by Patrick Romero
Health care employers be warned â€“ an unintentional data breach could now cost you much more than you imagined. A New York State Appellate Court has recently upheld a $365,000 jury award against a health care center that mistakenly disclosed information regarding a patientâ€™s medical information.
A young, unmarried woman who lived with her strict Roman Catholic parents decided to terminate her pregnancy at Long Island Surgi-Center. She gave instructions to Surgi-Center never to call her at home despite providing them with her home telephone number on questionnaire forms. A day after the procedure, a nurse called the number provided to inquire about her condition and to confirm that she had no subsequent medical complications. Unfortunately, the nurse spoke with the womanâ€™s mother and revealed sufficient information to allow the mother to conclude that her daughter had an abortion.
In a 3-2 decision, the Court held that the plaintiff be awarded punitive damages for an unintentional breach of confidential medical information even if there was no malice or malicious behavior by the defendant. As a result, the 2nd Department of New York has expanded the scope of punitive damages to include unintentional medical disclosure regardless of whether the act was done in good-faith.
The case is significant due to the implications for organizations handling medical information. Even though the medical centerâ€™s actions were not malicious, intentional or done in bad faith, disclosing the plaintiffâ€™s medical information was grossly negligent and wanton behavior. Based on this interpretation, it appears that it will now be more difficult for healthcare workers to justify disclosure of medical information on mistakes or negligence.
The Court also appeared to have affirmed the juryâ€™s award for punitive damages in order to send a message about the importance of protecting medical information. Punitive damages are seen as a way for the judiciary to espouse a particular public policy and to deter future violations. The Court here is clearly concerned with instances of wrongful medical disclosure and shows itself to be in sync with state and federal legislative efforts to protect confidential information. The opinion does not discuss violations of federal privacy laws such as the Health Insurance Portability and Accountability Act (HIPPA). However, it does mention New York legislation pertaining to the rights of patients in medical facilities like the one visited by the plaintiff.

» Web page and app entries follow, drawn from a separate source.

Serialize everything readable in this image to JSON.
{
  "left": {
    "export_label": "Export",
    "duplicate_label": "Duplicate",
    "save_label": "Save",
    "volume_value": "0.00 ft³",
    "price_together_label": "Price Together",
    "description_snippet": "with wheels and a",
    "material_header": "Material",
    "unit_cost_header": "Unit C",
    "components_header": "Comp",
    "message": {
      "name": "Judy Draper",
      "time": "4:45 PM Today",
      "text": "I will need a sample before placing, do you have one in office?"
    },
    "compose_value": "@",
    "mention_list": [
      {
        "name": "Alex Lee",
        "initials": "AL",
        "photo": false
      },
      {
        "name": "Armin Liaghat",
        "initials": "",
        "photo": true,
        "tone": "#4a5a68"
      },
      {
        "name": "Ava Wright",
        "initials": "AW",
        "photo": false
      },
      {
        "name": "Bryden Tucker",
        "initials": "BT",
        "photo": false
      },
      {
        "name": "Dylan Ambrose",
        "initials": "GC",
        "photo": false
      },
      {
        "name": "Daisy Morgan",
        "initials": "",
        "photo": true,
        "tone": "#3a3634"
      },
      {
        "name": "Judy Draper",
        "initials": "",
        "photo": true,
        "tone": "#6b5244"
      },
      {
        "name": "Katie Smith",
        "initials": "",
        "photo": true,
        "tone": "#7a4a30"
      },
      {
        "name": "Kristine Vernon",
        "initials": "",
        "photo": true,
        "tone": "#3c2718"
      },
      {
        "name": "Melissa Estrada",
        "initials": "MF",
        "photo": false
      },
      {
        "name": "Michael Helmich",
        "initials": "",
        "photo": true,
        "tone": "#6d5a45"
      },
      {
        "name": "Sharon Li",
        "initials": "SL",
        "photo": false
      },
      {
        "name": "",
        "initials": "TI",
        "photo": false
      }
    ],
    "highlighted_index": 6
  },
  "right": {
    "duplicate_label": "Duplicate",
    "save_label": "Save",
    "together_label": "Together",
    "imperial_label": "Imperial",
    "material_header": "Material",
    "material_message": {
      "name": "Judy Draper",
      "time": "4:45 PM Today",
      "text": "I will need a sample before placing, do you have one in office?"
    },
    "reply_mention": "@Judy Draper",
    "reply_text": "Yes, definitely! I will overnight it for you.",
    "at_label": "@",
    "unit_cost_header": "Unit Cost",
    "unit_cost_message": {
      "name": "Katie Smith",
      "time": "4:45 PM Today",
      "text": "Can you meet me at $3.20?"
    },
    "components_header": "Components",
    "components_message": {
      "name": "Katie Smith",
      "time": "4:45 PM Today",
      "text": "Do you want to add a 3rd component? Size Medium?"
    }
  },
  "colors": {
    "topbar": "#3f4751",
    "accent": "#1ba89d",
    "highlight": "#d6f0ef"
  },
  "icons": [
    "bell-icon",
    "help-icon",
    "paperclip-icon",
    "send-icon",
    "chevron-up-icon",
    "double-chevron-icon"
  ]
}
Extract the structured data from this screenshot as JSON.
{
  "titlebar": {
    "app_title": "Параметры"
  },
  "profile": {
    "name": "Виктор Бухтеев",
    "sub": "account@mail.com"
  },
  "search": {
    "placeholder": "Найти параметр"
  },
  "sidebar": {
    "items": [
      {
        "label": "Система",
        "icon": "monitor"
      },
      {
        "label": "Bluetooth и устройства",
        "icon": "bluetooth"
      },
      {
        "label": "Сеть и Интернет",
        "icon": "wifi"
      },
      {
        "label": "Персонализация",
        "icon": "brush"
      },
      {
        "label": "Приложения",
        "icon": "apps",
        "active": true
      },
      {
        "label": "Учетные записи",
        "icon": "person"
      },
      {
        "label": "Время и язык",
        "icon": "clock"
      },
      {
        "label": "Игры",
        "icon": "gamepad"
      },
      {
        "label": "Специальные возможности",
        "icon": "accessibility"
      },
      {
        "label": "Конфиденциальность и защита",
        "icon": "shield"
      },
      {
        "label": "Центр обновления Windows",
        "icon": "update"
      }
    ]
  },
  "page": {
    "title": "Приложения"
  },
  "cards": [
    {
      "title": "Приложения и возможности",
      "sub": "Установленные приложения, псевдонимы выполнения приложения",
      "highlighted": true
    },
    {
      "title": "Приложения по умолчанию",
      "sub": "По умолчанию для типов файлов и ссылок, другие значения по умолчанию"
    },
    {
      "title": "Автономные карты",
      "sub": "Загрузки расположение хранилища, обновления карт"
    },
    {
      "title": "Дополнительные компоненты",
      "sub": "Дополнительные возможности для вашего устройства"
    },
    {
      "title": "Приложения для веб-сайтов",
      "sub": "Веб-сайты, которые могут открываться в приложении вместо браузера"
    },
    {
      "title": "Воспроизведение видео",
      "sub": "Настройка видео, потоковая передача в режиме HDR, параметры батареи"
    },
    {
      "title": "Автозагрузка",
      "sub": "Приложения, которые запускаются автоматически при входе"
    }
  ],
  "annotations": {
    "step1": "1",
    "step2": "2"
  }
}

More and more states are enacting laws regulating the disclosure of private and confidential information. Court cases like this highlight the need for companies to enact strong compliance rules that clearly describe the conditions in which data can be disclosed. These rules need to be properly followed and understood by all employees of an organization. The decision in New York should highlight the fact that even inadvertent medical disclosure can now lead to serious liabilities issues.